- Opening Delimiter -

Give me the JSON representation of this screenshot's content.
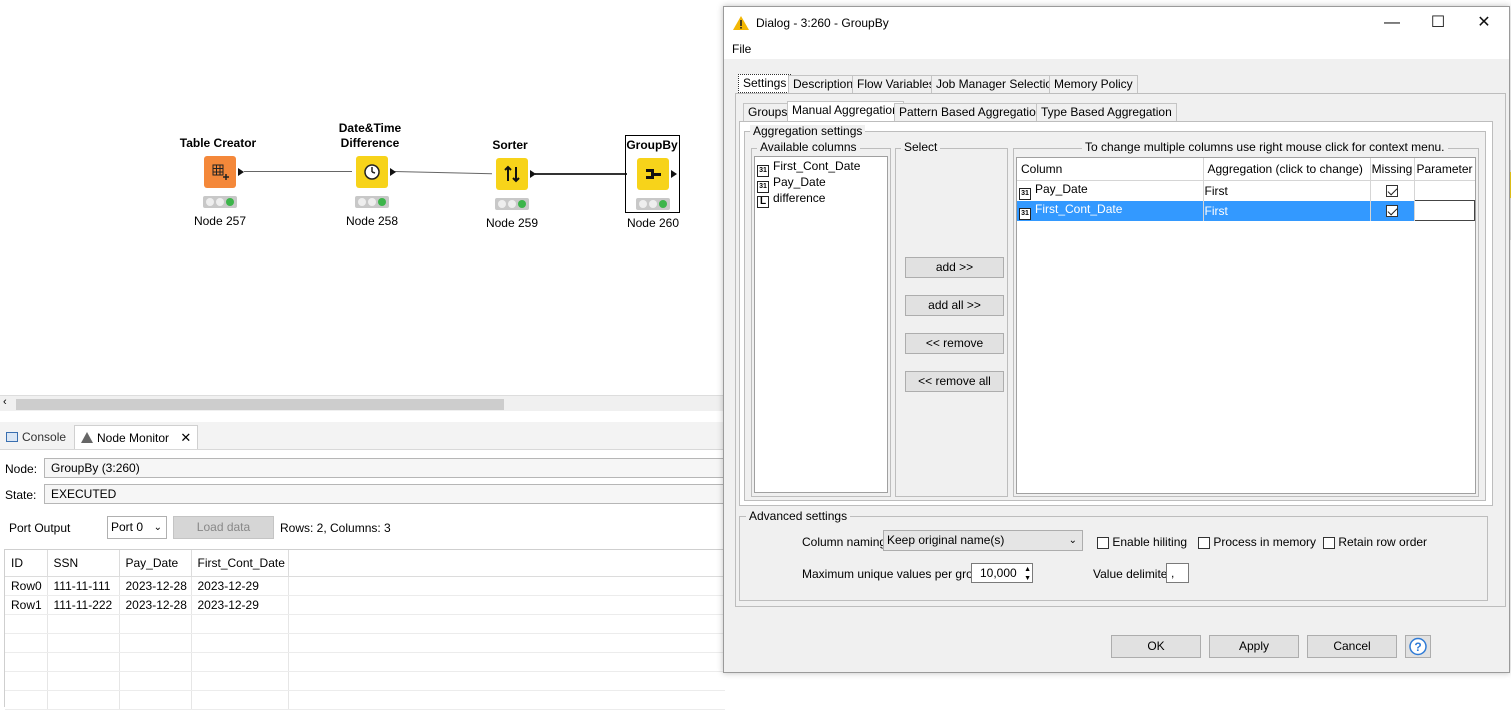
{
  "workflow": {
    "nodes": [
      {
        "title": "Table Creator",
        "label": "Node 257",
        "color": "#f4883a"
      },
      {
        "title_line1": "Date&Time",
        "title_line2": "Difference",
        "label": "Node 258",
        "color": "#f7d31a"
      },
      {
        "title": "Sorter",
        "label": "Node 259",
        "color": "#f7d31a"
      },
      {
        "title": "GroupBy",
        "label": "Node 260",
        "color": "#f7d31a"
      }
    ]
  },
  "bottom_panel": {
    "tabs": [
      {
        "label": "Console",
        "icon": "console-icon"
      },
      {
        "label": "Node Monitor",
        "icon": "node-monitor-icon"
      }
    ],
    "node_label": "Node:",
    "node_value": "GroupBy  (3:260)",
    "state_label": "State:",
    "state_value": "EXECUTED",
    "port_output_label": "Port Output",
    "port_select": "Port 0",
    "load_data_label": "Load data",
    "rows_info": "Rows: 2, Columns: 3",
    "table": {
      "headers": [
        "ID",
        "SSN",
        "Pay_Date",
        "First_Cont_Date"
      ],
      "rows": [
        [
          "Row0",
          "111-11-111",
          "2023-12-28",
          "2023-12-29"
        ],
        [
          "Row1",
          "111-11-222",
          "2023-12-28",
          "2023-12-29"
        ]
      ]
    }
  },
  "dialog": {
    "title": "Dialog - 3:260 - GroupBy",
    "menu_file": "File",
    "main_tabs": [
      "Settings",
      "Description",
      "Flow Variables",
      "Job Manager Selection",
      "Memory Policy"
    ],
    "sub_tabs": [
      "Groups",
      "Manual Aggregation",
      "Pattern Based Aggregation",
      "Type Based Aggregation"
    ],
    "aggregation_settings_title": "Aggregation settings",
    "available_columns_title": "Available columns",
    "available_columns": [
      {
        "name": "First_Cont_Date",
        "icon": "31"
      },
      {
        "name": "Pay_Date",
        "icon": "31"
      },
      {
        "name": "difference",
        "icon": "L"
      }
    ],
    "select_title": "Select",
    "buttons": {
      "add": "add >>",
      "add_all": "add all >>",
      "remove": "<< remove",
      "remove_all": "<< remove all"
    },
    "hint": "To change multiple columns use right mouse click for context menu.",
    "agg_table": {
      "headers": [
        "Column",
        "Aggregation (click to change)",
        "Missing",
        "Parameter"
      ],
      "rows": [
        {
          "icon": "31",
          "column": "Pay_Date",
          "aggregation": "First",
          "missing": true,
          "selected": false
        },
        {
          "icon": "31",
          "column": "First_Cont_Date",
          "aggregation": "First",
          "missing": true,
          "selected": true
        }
      ]
    },
    "advanced_settings_title": "Advanced settings",
    "column_naming_label": "Column naming:",
    "column_naming_value": "Keep original name(s)",
    "enable_hiliting": "Enable hiliting",
    "process_in_memory": "Process in memory",
    "retain_row_order": "Retain row order",
    "max_unique_label": "Maximum unique values per group",
    "max_unique_value": "10,000",
    "value_delimiter_label": "Value delimiter",
    "value_delimiter_value": ",",
    "ok_label": "OK",
    "apply_label": "Apply",
    "cancel_label": "Cancel",
    "selected_row_color": "#3399ff"
  }
}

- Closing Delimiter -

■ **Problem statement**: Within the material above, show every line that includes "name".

■ **Solved exercise**:
        "name": "First_Cont_Date",
        "name": "Pay_Date",
        "name": "difference",
    "column_naming_value": "Keep original name(s)",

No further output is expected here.